Running silent, running true
In a series dominated by two local spinners, Zaheer's figures are less than flattering. To be fair to Zaheer, though, his performance over the course of the three Tests was strong, sincere and mature, writes Anand Vasu.cricket Updated: Aug 13, 2008 23:32 IST
As the tempo shifts from the longest form of the game to the medium version, 50-overs a side, some 35,000 Test runs have headed back home to India in the form of Sachin Tendulkar, Rahul Dravid, VVS Laxman and Sourav Ganguly.
In their place come new faces, fresh legs and young cricketers trying to make a mark. One strong thread remains between the two, and that's Zaheer Khan, whose role remains crucial even as the whites give way to coloured clothes.
In a series dominated by two local spinners, Zaheer's figures are less than flattering. To be fair to Zaheer, though, his performance over the course of the three Tests was strong, sincere and mature.
He needed to show that the injuries that have caused him to be in and out of the team were behind him.
Although he got through a spell of moderate success with the Bangalore IPL team, the heel injury that has plagued him, flared up and he was forced to miss the tri-series in Bangladesh and the Asia Cup in Pakistan.
In a way this worked out well for Zaheer, who trained at the National Cricket Academy in Bangalore and underwent an extensive physical rehabilitation program under the watchful eyes of trainers and physiotherapists.
Also, Anil Kumble, the Test captain, and not part of the one-day unit, was at hand to witness the work Zaheer had put in.
Sufficiently impressed, Kumble backed Zaheer for the Sri Lanka Tests, even though Nitin Patel, the physio, recommended that Zaheer play a couple of three- or four-day matches before returning to international duty.
Zaheer repaid the faith Kumble had placed in him, providing early breakthroughs and bowling more overs than you would expect from a strike bowler.
He totalled 92 overs for 8 wickets, but you have to look past the numbers for a moment.
Ishant Sharma bowled with genuine pace and fire, as you would expect from a youngster, but it was Zaheer as the experienced war-horse who set the tone.
While Zaheer has always had the ability to bowl genuinely wicket-taking deliveries, he has not always been as professional as you would expect from a top-flight sportsman.
His weight had been up and down and his fitness levels not always high enough for him to sustain pace and hostility over extended spells.
Being dropped from the Indian team sent Zaheer to county cricket and it was there that a lasting transformation occurred.
Today, no one can accuse Zaheer of not putting in the hard yards required in preparation.

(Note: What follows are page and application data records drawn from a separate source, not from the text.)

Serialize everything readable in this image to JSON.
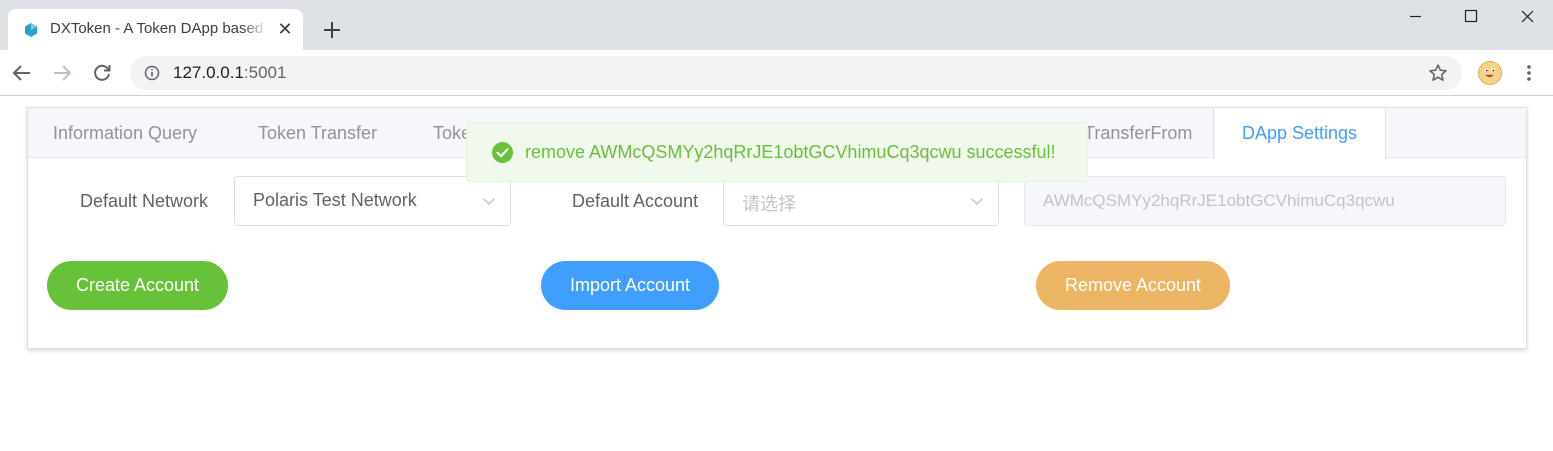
{
  "browser": {
    "tab_title": "DXToken - A Token DApp based on Neo",
    "tab_close": "✕",
    "url_host": "127.0.0.1",
    "url_port": ":5001"
  },
  "page": {
    "tabs": [
      {
        "label": "Information Query"
      },
      {
        "label": "Token Transfer"
      },
      {
        "label": "Toke"
      },
      {
        "label": "TransferFrom"
      },
      {
        "label": "DApp Settings"
      }
    ],
    "active_tab": "DApp Settings",
    "form": {
      "network_label": "Default Network",
      "network_value": "Polaris Test Network",
      "account_label": "Default Account",
      "account_placeholder": "请选择",
      "address_value": "AWMcQSMYy2hqRrJE1obtGCVhimuCq3qcwu"
    },
    "buttons": {
      "create": "Create Account",
      "import": "Import Account",
      "remove": "Remove Account"
    }
  },
  "toast": {
    "message": "remove AWMcQSMYy2hqRrJE1obtGCVhimuCq3qcwu successful!",
    "type": "success"
  },
  "colors": {
    "primary": "#409eff",
    "success": "#67c23a",
    "warning": "#ebb563",
    "chrome_bg": "#dee1e6"
  },
  "icons": [
    "favicon-icon",
    "close-icon",
    "plus-icon",
    "minimize-icon",
    "maximize-icon",
    "window-close-icon",
    "back-arrow-icon",
    "forward-arrow-icon",
    "reload-icon",
    "info-icon",
    "star-icon",
    "profile-avatar-icon",
    "menu-dots-icon",
    "chevron-down-icon",
    "check-circle-icon"
  ]
}
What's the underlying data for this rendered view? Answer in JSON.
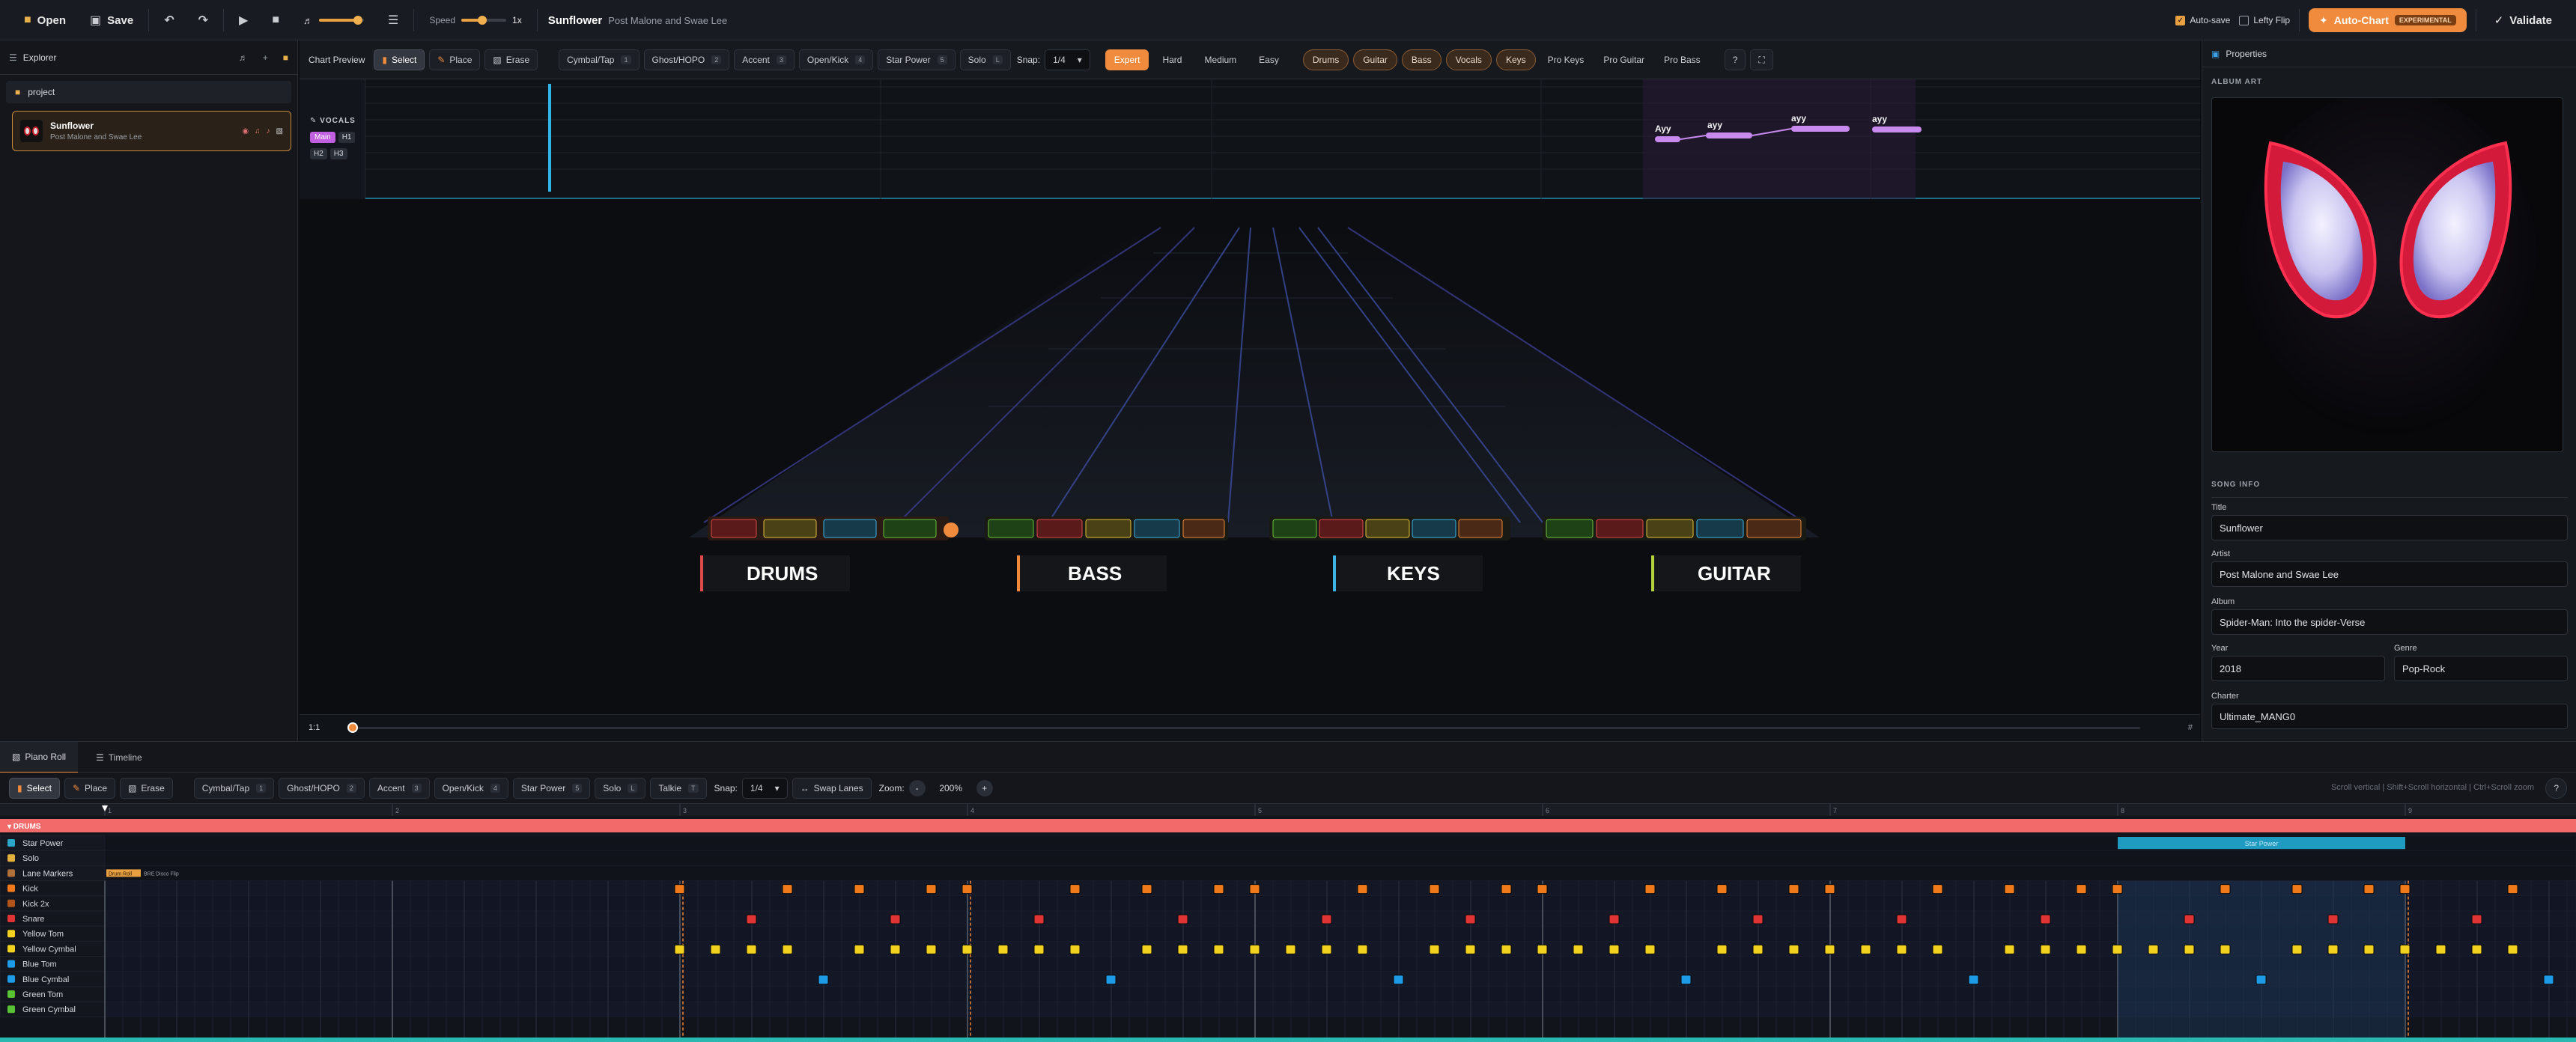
{
  "topbar": {
    "open_label": "Open",
    "save_label": "Save",
    "speed_label": "Speed",
    "speed_value": "1x",
    "song_title": "Sunflower",
    "song_artist": "Post Malone and Swae Lee",
    "autosave_label": "Auto-save",
    "lefty_label": "Lefty Flip",
    "autochart_label": "Auto-Chart",
    "autochart_badge": "EXPERIMENTAL",
    "validate_label": "Validate"
  },
  "explorer": {
    "title": "Explorer",
    "folder": "project",
    "song_name": "Sunflower",
    "song_artist": "Post Malone and Swae Lee"
  },
  "chart_toolbar": {
    "preview_label": "Chart Preview",
    "select": "Select",
    "place": "Place",
    "erase": "Erase",
    "cymbal": "Cymbal/Tap",
    "ghost": "Ghost/HOPO",
    "accent": "Accent",
    "openkick": "Open/Kick",
    "starpower": "Star Power",
    "solo": "Solo",
    "k1": "1",
    "k2": "2",
    "k3": "3",
    "k4": "4",
    "k5": "5",
    "snap_label": "Snap:",
    "snap_value": "1/4",
    "diffs": [
      "Expert",
      "Hard",
      "Medium",
      "Easy"
    ],
    "instruments": [
      "Drums",
      "Guitar",
      "Bass",
      "Vocals",
      "Keys"
    ],
    "pro": [
      "Pro Keys",
      "Pro Guitar",
      "Pro Bass"
    ],
    "help": "?"
  },
  "vocals": {
    "label": "VOCALS",
    "parts": [
      "Main",
      "H1",
      "H2",
      "H3"
    ],
    "lyrics": [
      "Ayy",
      "ayy",
      "ayy",
      "ayy"
    ]
  },
  "highway": {
    "labels": [
      "DRUMS",
      "BASS",
      "KEYS",
      "GUITAR"
    ],
    "colors": [
      "#e04a4a",
      "#f08a3c",
      "#3cb4e6",
      "#b4d23c"
    ],
    "time": "1:1",
    "end_marker": "#"
  },
  "properties": {
    "title": "Properties",
    "album_art_label": "ALBUM ART",
    "song_info_label": "SONG INFO",
    "title_label": "Title",
    "title_value": "Sunflower",
    "artist_label": "Artist",
    "artist_value": "Post Malone and Swae Lee",
    "album_label": "Album",
    "album_value": "Spider-Man: Into the spider-Verse",
    "year_label": "Year",
    "year_value": "2018",
    "genre_label": "Genre",
    "genre_value": "Pop-Rock",
    "charter_label": "Charter",
    "charter_value": "Ultimate_MANG0"
  },
  "bottom": {
    "tab_pianoroll": "Piano Roll",
    "tab_timeline": "Timeline",
    "select": "Select",
    "place": "Place",
    "erase": "Erase",
    "cymbal": "Cymbal/Tap",
    "ghost": "Ghost/HOPO",
    "accent": "Accent",
    "openkick": "Open/Kick",
    "starpower": "Star Power",
    "solo": "Solo",
    "talkie": "Talkie",
    "snap_label": "Snap:",
    "snap_value": "1/4",
    "swap": "Swap Lanes",
    "zoom_label": "Zoom:",
    "zoom_value": "200%",
    "hint": "Scroll vertical | Shift+Scroll horizontal | Ctrl+Scroll zoom",
    "help": "?",
    "drums_header": "DRUMS",
    "starpower_section": "Star Power",
    "drum_roll_tag": "Drum Roll",
    "drum_tags": [
      "BRE",
      "Disco Flip"
    ],
    "measures": [
      "1",
      "2",
      "3",
      "4",
      "5",
      "6",
      "7",
      "8",
      "9"
    ],
    "lanes": [
      {
        "name": "Star Power",
        "color": "#2aa7c9"
      },
      {
        "name": "Solo",
        "color": "#e0b13c"
      },
      {
        "name": "Lane Markers",
        "color": "#b0703a"
      },
      {
        "name": "Kick",
        "color": "#f07a1a"
      },
      {
        "name": "Kick 2x",
        "color": "#b0541a"
      },
      {
        "name": "Snare",
        "color": "#e03434"
      },
      {
        "name": "Yellow Tom",
        "color": "#f2d21e"
      },
      {
        "name": "Yellow Cymbal",
        "color": "#f2d21e"
      },
      {
        "name": "Blue Tom",
        "color": "#1e9be6"
      },
      {
        "name": "Blue Cymbal",
        "color": "#1e9be6"
      },
      {
        "name": "Green Tom",
        "color": "#58c234"
      },
      {
        "name": "Green Cymbal",
        "color": "#58c234"
      }
    ]
  }
}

If proof was needed that Zaheer was a changed man it came in the final Test, when Ishant keeled over with a glut (buttock) injury. With Ishant hobbing off the park, not to return to bowl in the game, India had lost a quarter of their specialist bowling options.
Zaheer then had to bowl for more than one person and he did so admirably.
Sometimes bowling spells as long as eight overs, Zaheer had to strike a balance between conserving runs and prising out wickets. It was here that his experience came to the fore.
If that did not convince you that Zaheer had now graduated to being one of the senior members of the team, someone who shouldered responsibility willingly, it came when Zaheer fashioned a 51-run last-wicket partnership with Ishant, thoroughly embarrassing the batsmen who came before him and failed quite comprehensively.
Zaheer is no mug with the bat, and boasts the highest score for a No. 11 in Tests, 75, but his usual method is to throw bat at ball with great gusto rather than hang around and accumulate runs.
Although Mahendra Singh Dhoni has a few fast bowling options to choose from in the ODIs, India need a strong performance from Zaheer.
Already well acclimatised, Zaheer will take the new ball and the tone for India's bowling effort.
In Sri Lanka, where scores in ODIs are often on the lower side, how a team starts of can prove to be crucial.